* [What is expected]
Give the lines below again, exactly as they stand, and leave out the images.

Source information: Begin

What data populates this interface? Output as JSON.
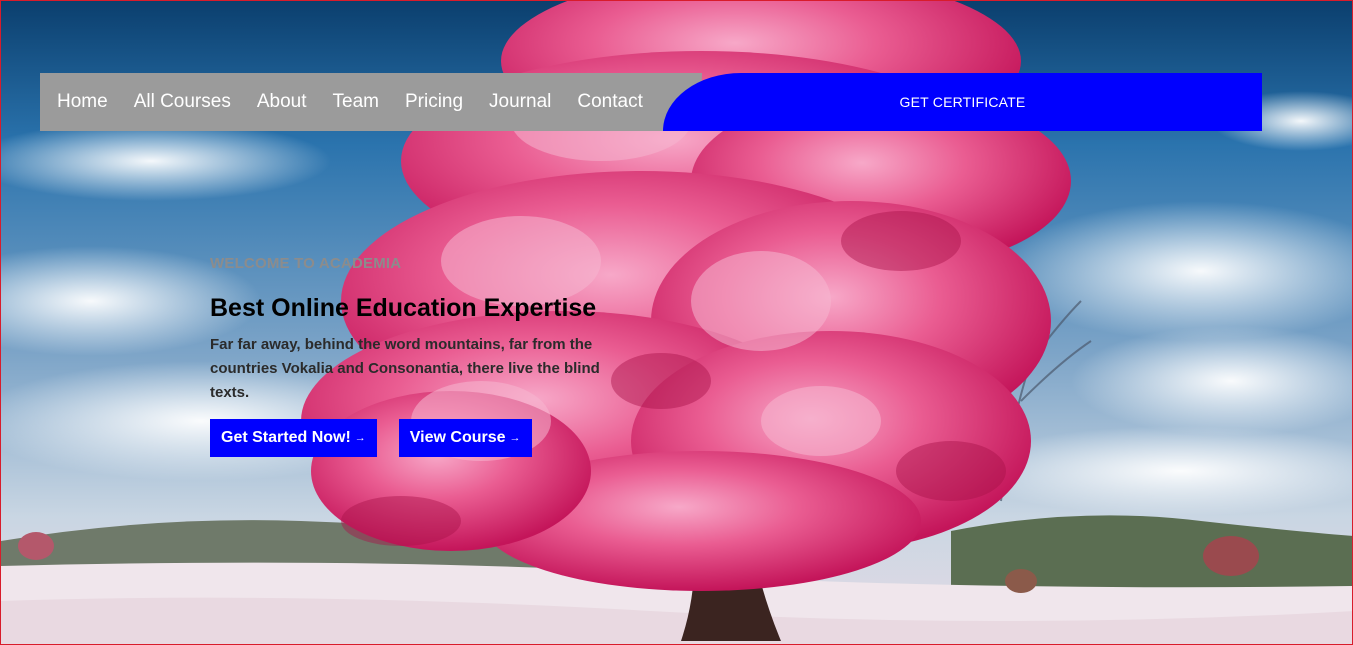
{
  "nav": {
    "items": [
      {
        "label": "Home"
      },
      {
        "label": "All Courses"
      },
      {
        "label": "About"
      },
      {
        "label": "Team"
      },
      {
        "label": "Pricing"
      },
      {
        "label": "Journal"
      },
      {
        "label": "Contact"
      }
    ],
    "cta_label": "GET CERTIFICATE"
  },
  "hero": {
    "eyebrow": "WELCOME TO ACADEMIA",
    "title": "Best Online Education Expertise",
    "description": "Far far away, behind the word mountains, far from the countries Vokalia and Consonantia, there live the blind texts.",
    "primary_button": "Get Started Now!",
    "secondary_button": "View Course",
    "arrow_icon": "→"
  },
  "colors": {
    "nav_bg": "#9b9b9b",
    "accent_blue": "#0000ff",
    "frame_border": "#d81c2b",
    "tree_pink": "#e8457f"
  }
}
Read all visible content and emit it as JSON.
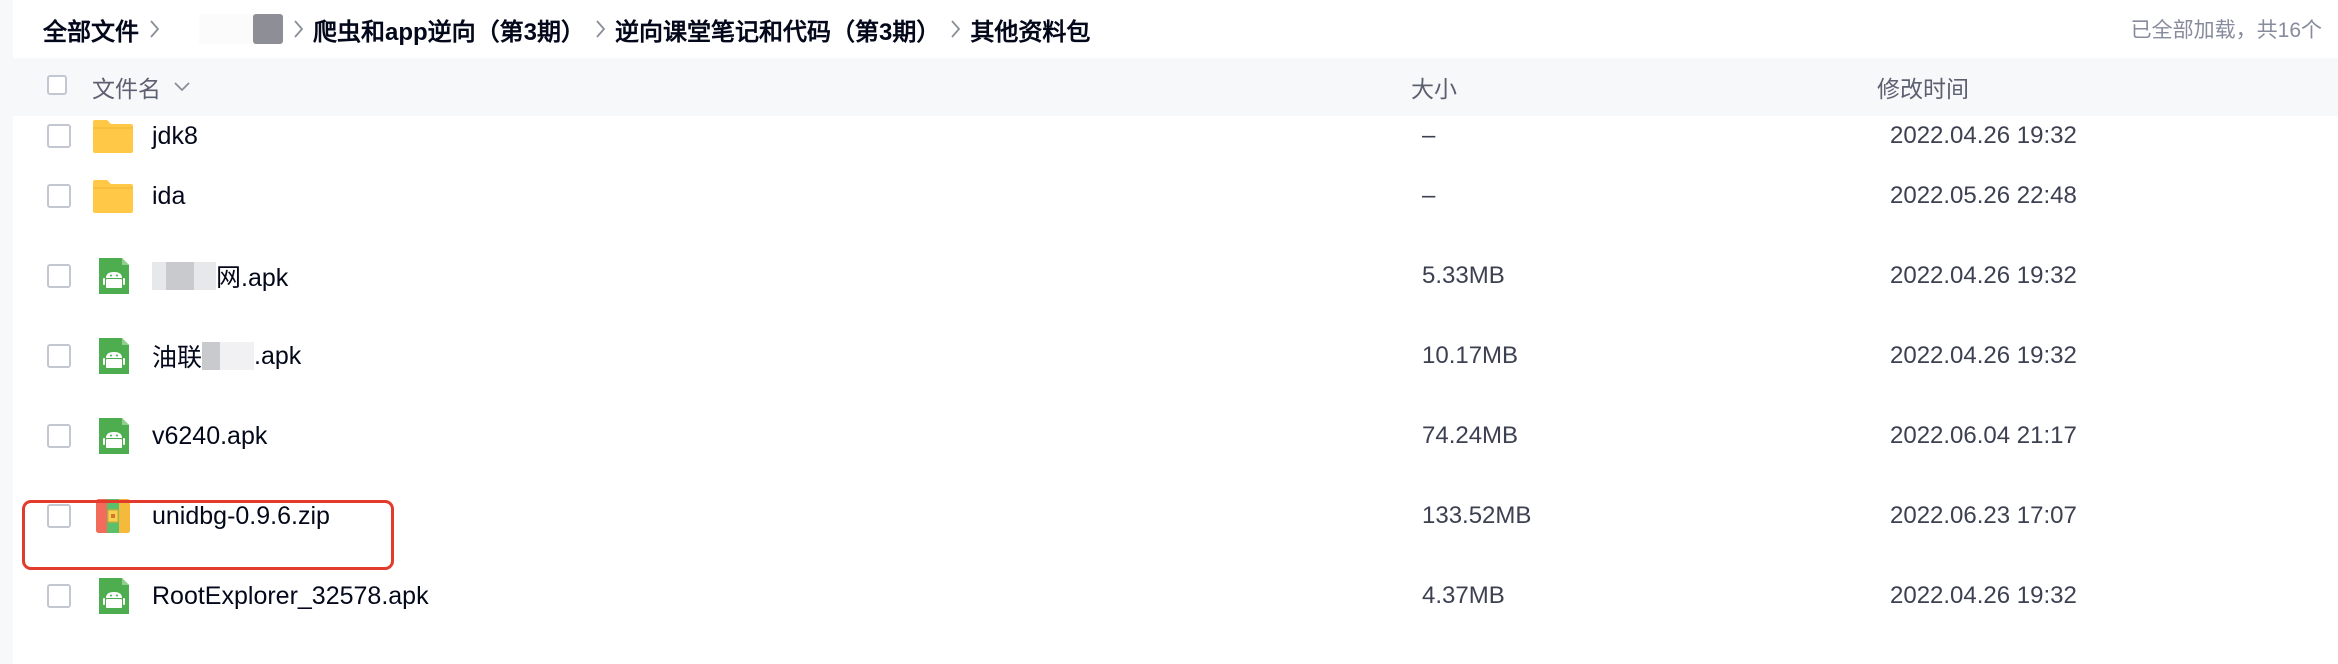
{
  "breadcrumb": {
    "root": "全部文件",
    "items": [
      "爬虫和app逆向（第3期）",
      "逆向课堂笔记和代码（第3期）",
      "其他资料包"
    ],
    "status": "已全部加载，共16个"
  },
  "table": {
    "columns": {
      "name": "文件名",
      "size": "大小",
      "modified": "修改时间"
    },
    "rows": [
      {
        "type": "folder",
        "name": "jdk8",
        "size": "–",
        "modified": "2022.04.26 19:32"
      },
      {
        "type": "folder",
        "name": "ida",
        "size": "–",
        "modified": "2022.05.26 22:48"
      },
      {
        "type": "apk",
        "name_prefix": "",
        "name_suffix": "网.apk",
        "size": "5.33MB",
        "modified": "2022.04.26 19:32"
      },
      {
        "type": "apk",
        "name_prefix": "油联",
        "name_suffix": ".apk",
        "size": "10.17MB",
        "modified": "2022.04.26 19:32"
      },
      {
        "type": "apk",
        "name": "v6240.apk",
        "size": "74.24MB",
        "modified": "2022.06.04 21:17"
      },
      {
        "type": "zip",
        "name": "unidbg-0.9.6.zip",
        "size": "133.52MB",
        "modified": "2022.06.23 17:07"
      },
      {
        "type": "apk",
        "name": "RootExplorer_32578.apk",
        "size": "4.37MB",
        "modified": "2022.04.26 19:32"
      }
    ]
  },
  "icons": {
    "folder": "folder-icon",
    "apk": "android-apk-icon",
    "zip": "zip-archive-icon",
    "separator": "chevron-right-icon",
    "sort": "chevron-down-icon"
  },
  "colors": {
    "folder": "#ffc846",
    "apk": "#4ead4f",
    "highlight_border": "#e23b2e",
    "header_bg": "#f7f8fa"
  }
}
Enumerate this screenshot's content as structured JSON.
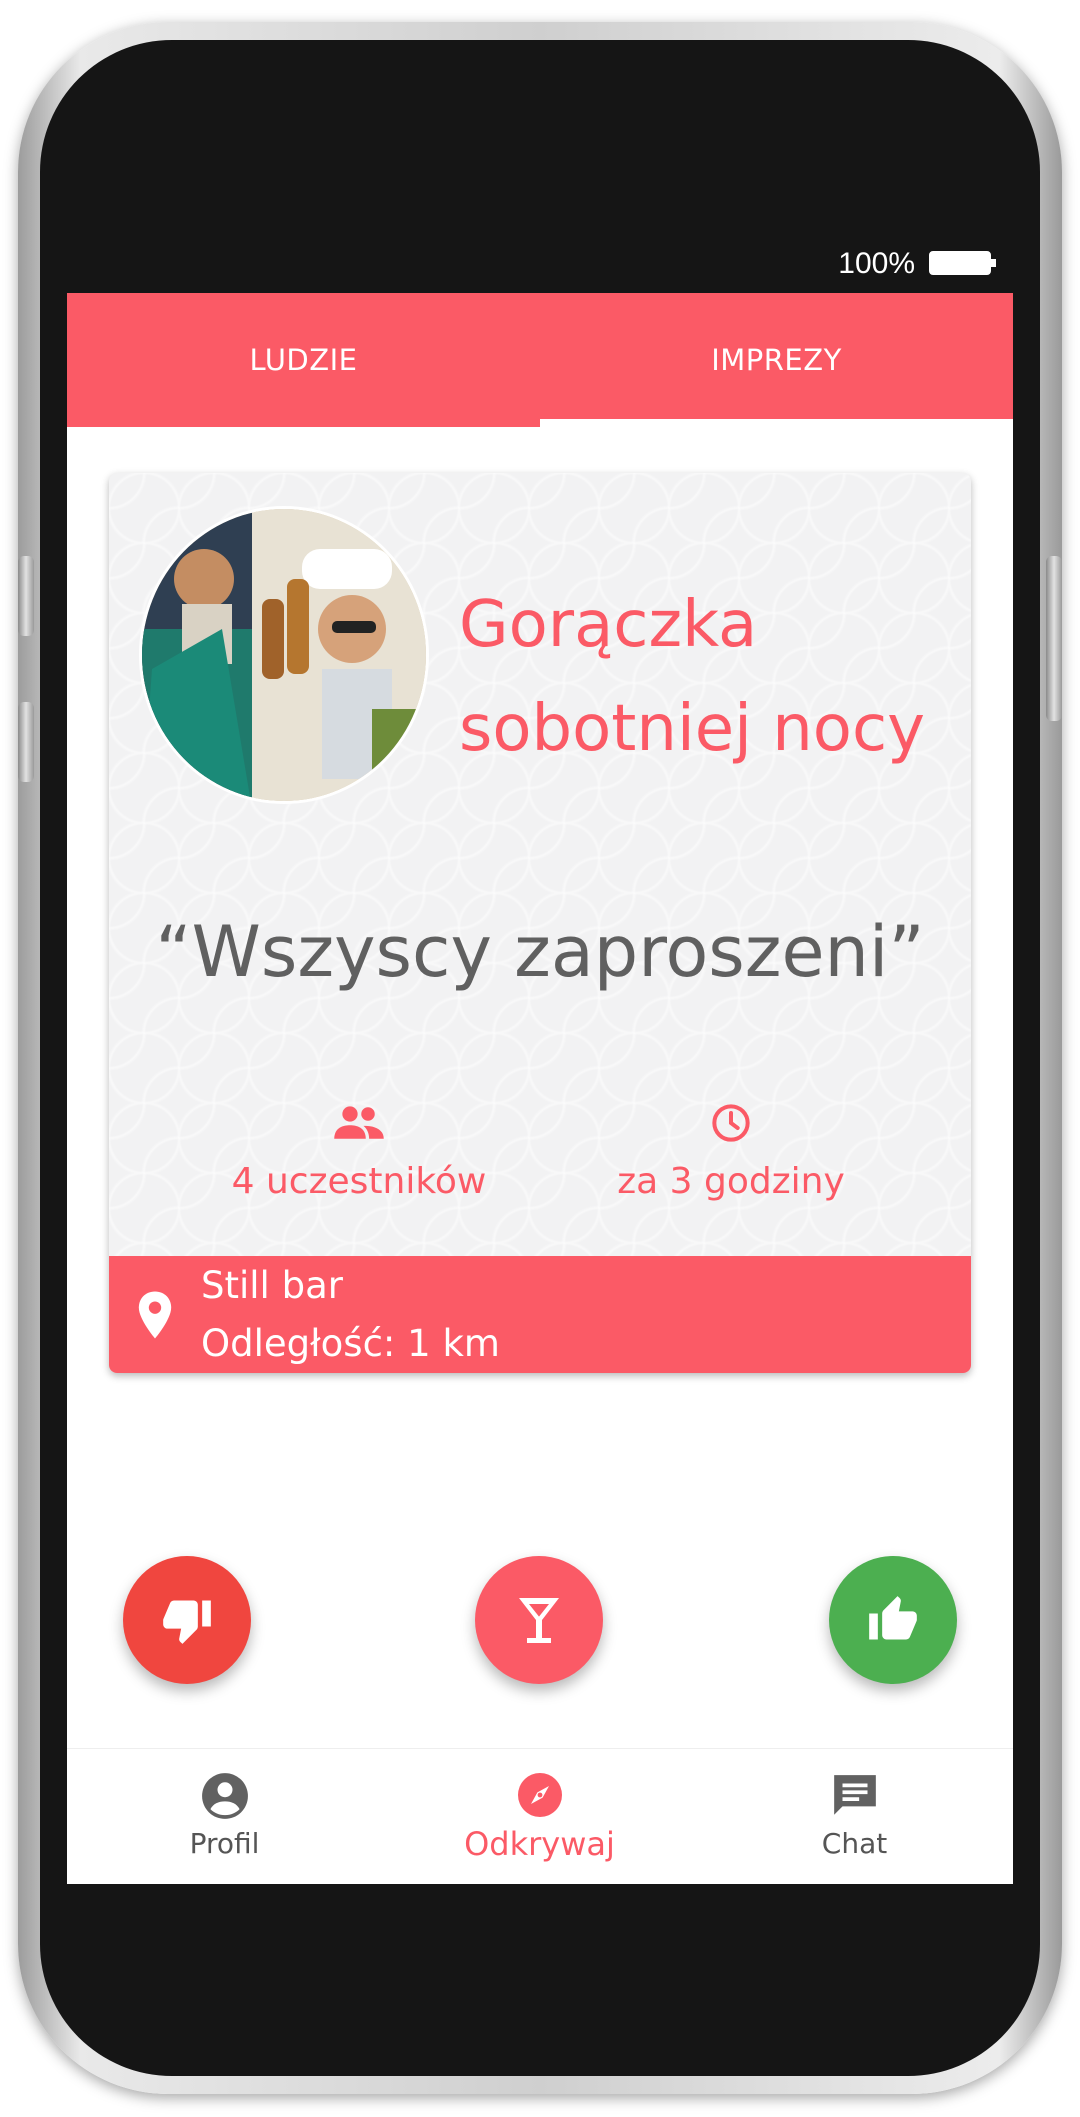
{
  "status_bar": {
    "battery_percent": "100%"
  },
  "tabs": [
    {
      "label": "LUDZIE",
      "active": false
    },
    {
      "label": "IMPREZY",
      "active": true
    }
  ],
  "event": {
    "title_line1": "Gorączka",
    "title_line2": "sobotniej nocy",
    "quote": "“Wszyscy zaproszeni”",
    "participants": "4 uczestników",
    "time_until": "za 3 godziny",
    "venue_name": "Still bar",
    "distance": "Odległość: 1 km"
  },
  "actions": {
    "dislike_icon": "thumb-down-icon",
    "drink_icon": "cocktail-glass-icon",
    "like_icon": "thumb-up-icon"
  },
  "bottom_nav": [
    {
      "label": "Profil",
      "icon": "account-circle-icon",
      "active": false
    },
    {
      "label": "Odkrywaj",
      "icon": "compass-icon",
      "active": true
    },
    {
      "label": "Chat",
      "icon": "chat-bubble-icon",
      "active": false
    }
  ],
  "colors": {
    "accent": "#fb5a66",
    "dislike": "#f0463f",
    "like": "#4caf50",
    "frame": "#151515"
  }
}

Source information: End

* [Expected answer]
What data populates this interface? Output as JSON.
{
  "nav": {
    "items": [
      {
        "label": "Home"
      },
      {
        "label": "All Courses"
      },
      {
        "label": "About"
      },
      {
        "label": "Team"
      },
      {
        "label": "Pricing"
      },
      {
        "label": "Journal"
      },
      {
        "label": "Contact"
      }
    ],
    "cta_label": "GET CERTIFICATE"
  },
  "hero": {
    "eyebrow": "WELCOME TO ACADEMIA",
    "title": "Best Online Education Expertise",
    "description": "Far far away, behind the word mountains, far from the countries Vokalia and Consonantia, there live the blind texts.",
    "primary_button": "Get Started Now!",
    "secondary_button": "View Course",
    "arrow_icon": "→"
  },
  "colors": {
    "nav_bg": "#9b9b9b",
    "accent_blue": "#0000ff",
    "frame_border": "#d81c2b",
    "tree_pink": "#e8457f"
  }
}
Read all visible content and emit it as JSON.
{
  "breadcrumb": {
    "root": "全部文件",
    "items": [
      "爬虫和app逆向（第3期）",
      "逆向课堂笔记和代码（第3期）",
      "其他资料包"
    ],
    "status": "已全部加载，共16个"
  },
  "table": {
    "columns": {
      "name": "文件名",
      "size": "大小",
      "modified": "修改时间"
    },
    "rows": [
      {
        "type": "folder",
        "name": "jdk8",
        "size": "–",
        "modified": "2022.04.26 19:32"
      },
      {
        "type": "folder",
        "name": "ida",
        "size": "–",
        "modified": "2022.05.26 22:48"
      },
      {
        "type": "apk",
        "name_prefix": "",
        "name_suffix": "网.apk",
        "size": "5.33MB",
        "modified": "2022.04.26 19:32"
      },
      {
        "type": "apk",
        "name_prefix": "油联",
        "name_suffix": ".apk",
        "size": "10.17MB",
        "modified": "2022.04.26 19:32"
      },
      {
        "type": "apk",
        "name": "v6240.apk",
        "size": "74.24MB",
        "modified": "2022.06.04 21:17"
      },
      {
        "type": "zip",
        "name": "unidbg-0.9.6.zip",
        "size": "133.52MB",
        "modified": "2022.06.23 17:07"
      },
      {
        "type": "apk",
        "name": "RootExplorer_32578.apk",
        "size": "4.37MB",
        "modified": "2022.04.26 19:32"
      }
    ]
  },
  "icons": {
    "folder": "folder-icon",
    "apk": "android-apk-icon",
    "zip": "zip-archive-icon",
    "separator": "chevron-right-icon",
    "sort": "chevron-down-icon"
  },
  "colors": {
    "folder": "#ffc846",
    "apk": "#4ead4f",
    "highlight_border": "#e23b2e",
    "header_bg": "#f7f8fa"
  }
}
Enumerate this screenshot's content as structured JSON.
{
  "status_bar": {
    "battery_percent": "100%"
  },
  "tabs": [
    {
      "label": "LUDZIE",
      "active": false
    },
    {
      "label": "IMPREZY",
      "active": true
    }
  ],
  "event": {
    "title_line1": "Gorączka",
    "title_line2": "sobotniej nocy",
    "quote": "“Wszyscy zaproszeni”",
    "participants": "4 uczestników",
    "time_until": "za 3 godziny",
    "venue_name": "Still bar",
    "distance": "Odległość: 1 km"
  },
  "actions": {
    "dislike_icon": "thumb-down-icon",
    "drink_icon": "cocktail-glass-icon",
    "like_icon": "thumb-up-icon"
  },
  "bottom_nav": [
    {
      "label": "Profil",
      "icon": "account-circle-icon",
      "active": false
    },
    {
      "label": "Odkrywaj",
      "icon": "compass-icon",
      "active": true
    },
    {
      "label": "Chat",
      "icon": "chat-bubble-icon",
      "active": false
    }
  ],
  "colors": {
    "accent": "#fb5a66",
    "dislike": "#f0463f",
    "like": "#4caf50",
    "frame": "#151515"
  }
}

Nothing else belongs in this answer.